Our interactions are
conditional, brief.
My face is
interesting in the way
of all faces,

but not memorable or
distinct—brown hair
brown eyes behind glasses–
averagely past its prime–
I could be anyone.

I see the years in
my hands and I
celebrate them.
Why is my aging
face a source of shame?

Our bodies are merely
ephemera—transitory,
waiting to be
discarded—waiting to release
our spirits to the wind.

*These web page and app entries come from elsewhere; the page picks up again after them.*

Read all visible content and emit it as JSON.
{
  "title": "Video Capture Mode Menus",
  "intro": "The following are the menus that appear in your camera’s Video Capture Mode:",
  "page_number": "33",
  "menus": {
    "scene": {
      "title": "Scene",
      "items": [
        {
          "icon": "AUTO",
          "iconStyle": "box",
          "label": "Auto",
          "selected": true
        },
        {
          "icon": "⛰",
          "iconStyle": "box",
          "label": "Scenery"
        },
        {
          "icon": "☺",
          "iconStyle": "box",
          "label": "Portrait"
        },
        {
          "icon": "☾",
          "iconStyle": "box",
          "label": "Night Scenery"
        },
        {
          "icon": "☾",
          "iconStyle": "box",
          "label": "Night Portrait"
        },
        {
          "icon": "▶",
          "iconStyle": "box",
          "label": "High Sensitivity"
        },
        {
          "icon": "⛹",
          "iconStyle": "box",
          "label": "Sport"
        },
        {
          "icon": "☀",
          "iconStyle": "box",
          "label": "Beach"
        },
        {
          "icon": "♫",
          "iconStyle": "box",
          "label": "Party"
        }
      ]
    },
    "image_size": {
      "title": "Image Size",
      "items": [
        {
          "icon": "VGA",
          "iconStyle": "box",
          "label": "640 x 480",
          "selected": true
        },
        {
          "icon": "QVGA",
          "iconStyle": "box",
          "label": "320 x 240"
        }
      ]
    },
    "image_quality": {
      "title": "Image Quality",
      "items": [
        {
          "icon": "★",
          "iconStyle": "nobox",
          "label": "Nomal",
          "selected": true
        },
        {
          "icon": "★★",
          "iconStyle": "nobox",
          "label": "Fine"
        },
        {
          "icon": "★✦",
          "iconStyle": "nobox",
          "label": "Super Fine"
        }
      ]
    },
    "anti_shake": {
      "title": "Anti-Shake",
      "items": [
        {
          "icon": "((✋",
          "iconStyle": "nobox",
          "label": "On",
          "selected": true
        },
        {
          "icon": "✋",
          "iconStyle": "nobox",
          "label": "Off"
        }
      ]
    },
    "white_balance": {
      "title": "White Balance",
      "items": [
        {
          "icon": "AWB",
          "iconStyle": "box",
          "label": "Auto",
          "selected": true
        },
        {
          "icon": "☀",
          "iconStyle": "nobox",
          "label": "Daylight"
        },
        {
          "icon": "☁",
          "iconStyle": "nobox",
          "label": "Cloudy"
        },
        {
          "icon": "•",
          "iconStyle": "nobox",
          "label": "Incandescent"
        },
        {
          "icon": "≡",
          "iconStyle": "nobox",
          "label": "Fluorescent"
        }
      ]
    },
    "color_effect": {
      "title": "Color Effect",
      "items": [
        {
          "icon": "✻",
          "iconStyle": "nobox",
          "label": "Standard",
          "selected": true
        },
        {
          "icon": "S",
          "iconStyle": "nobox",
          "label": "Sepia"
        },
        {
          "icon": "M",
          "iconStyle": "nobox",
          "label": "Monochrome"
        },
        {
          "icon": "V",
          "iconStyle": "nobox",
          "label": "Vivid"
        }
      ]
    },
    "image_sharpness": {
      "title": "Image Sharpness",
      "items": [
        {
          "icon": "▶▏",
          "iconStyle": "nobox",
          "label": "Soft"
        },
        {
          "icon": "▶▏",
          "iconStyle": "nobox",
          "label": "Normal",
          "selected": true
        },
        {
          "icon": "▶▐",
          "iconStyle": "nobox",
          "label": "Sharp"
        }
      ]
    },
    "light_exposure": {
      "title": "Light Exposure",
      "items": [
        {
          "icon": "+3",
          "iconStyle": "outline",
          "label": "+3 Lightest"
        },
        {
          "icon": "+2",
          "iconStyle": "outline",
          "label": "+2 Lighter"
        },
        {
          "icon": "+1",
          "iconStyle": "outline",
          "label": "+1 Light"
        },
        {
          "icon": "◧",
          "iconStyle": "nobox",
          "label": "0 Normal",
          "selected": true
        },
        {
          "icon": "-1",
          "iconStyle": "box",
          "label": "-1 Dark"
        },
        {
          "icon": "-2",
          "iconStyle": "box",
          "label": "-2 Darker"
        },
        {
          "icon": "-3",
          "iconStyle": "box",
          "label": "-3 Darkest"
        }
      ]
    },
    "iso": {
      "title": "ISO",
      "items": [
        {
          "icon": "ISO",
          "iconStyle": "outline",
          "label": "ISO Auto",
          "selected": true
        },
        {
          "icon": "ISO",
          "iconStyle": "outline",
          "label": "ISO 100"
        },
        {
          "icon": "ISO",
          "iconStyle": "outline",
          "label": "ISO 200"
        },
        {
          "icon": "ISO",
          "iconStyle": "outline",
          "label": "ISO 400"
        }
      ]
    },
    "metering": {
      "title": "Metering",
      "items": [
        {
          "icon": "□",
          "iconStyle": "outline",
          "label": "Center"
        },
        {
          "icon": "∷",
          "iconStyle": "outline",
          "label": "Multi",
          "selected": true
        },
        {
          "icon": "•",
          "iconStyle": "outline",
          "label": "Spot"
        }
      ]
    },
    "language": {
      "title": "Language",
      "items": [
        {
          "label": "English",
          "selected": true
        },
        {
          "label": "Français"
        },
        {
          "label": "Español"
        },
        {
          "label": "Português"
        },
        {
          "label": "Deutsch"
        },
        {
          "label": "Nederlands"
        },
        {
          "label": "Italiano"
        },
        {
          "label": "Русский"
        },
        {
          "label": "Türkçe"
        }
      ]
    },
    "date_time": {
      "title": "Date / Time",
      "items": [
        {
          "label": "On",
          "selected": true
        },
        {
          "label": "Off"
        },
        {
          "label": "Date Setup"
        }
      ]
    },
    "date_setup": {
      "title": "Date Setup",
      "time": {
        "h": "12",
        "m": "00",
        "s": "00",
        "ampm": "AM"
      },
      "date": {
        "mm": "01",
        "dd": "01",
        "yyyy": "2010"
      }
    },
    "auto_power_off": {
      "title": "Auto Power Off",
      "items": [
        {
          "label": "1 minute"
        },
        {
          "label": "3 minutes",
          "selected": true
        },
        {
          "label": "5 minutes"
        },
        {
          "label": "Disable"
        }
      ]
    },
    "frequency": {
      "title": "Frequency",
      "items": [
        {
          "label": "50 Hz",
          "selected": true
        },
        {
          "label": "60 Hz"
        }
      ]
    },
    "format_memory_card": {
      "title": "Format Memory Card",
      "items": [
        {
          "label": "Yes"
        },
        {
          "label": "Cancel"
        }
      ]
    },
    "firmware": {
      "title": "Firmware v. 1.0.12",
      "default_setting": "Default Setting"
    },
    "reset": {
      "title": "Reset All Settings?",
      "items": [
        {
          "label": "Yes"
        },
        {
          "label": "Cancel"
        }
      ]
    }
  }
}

This is some more old work I never posted because I was moving. It was inspired by two prompts: The Kick-About prompt of Joseph Cornell’s “Romantic Museum”, which was part of an exhibition dedicated to portraits of women, and the dVerse prompt from Sarah asking for self-portraits. As I said to Phil when I submitted my response to the Kick-About: what woman do I know better than myself?

The hand holding a needle in Cornell’s work, above immediately attracted my attention. I wanted to do something on newspaper, but I couldn’t collage (my first choice) as my glue was packed.  My needles and floss were not, however, and this also seemed appropriate to Cornell’s work.

I was pleased to find a newspaper page with a photo of hands.  I drew my own, and also my face, and stitched and wrote my reflections based on the drawings.  It’s not quite finished, but maybe that’s the correct response too.

linking to dVerse Open Link Night, hosted by Grace

mercy 4 (after M.L. Smoker)

one morning you wake up and
the reasons for everything
are gone

the sky has already fallen
and the wind changes direction
continuously—the trees
wave wildly as they try
to keep their roots
grounded, hold tight to their
branches and seeds and leaves

the birds have long ago
disappeared into
the expanse of nowhere
that used to be a horizon
not even a line anymore
but bottomed out
down and far beyond away

you appeal to all spirits
any spirit listening
asking for some small
sign that things will return
to a state of understanding

slow down at least and give
you time to adjust—to what?
what is left of any
configuration? will it be
improved by changing
the velocity?

nothing is sensible or even
nonsensical

you yourself appear
only dimly in the mirror–
perhaps even your bones
have taken leave and only
your thoughts remain

invisible
mad
beside themselves
alone

In July and August I wrote a series of poems inspired by M.L. Smoker’s poem “Mercy”. As I’ve been having trouble writing anything new, I decided to revisit them, and I’ve been worrying this one, #4, all week. I’m not exactly sure it fits the Earthweal challenge this week of a haunted wilderness, but it’s in the spirit.

“Everybody’s crying mercy when they don’t know the meaning of the word.”
–Mose Allison

“Mercy” is not available online, but you can read about M.L. Smoker, and read some of her other works, here.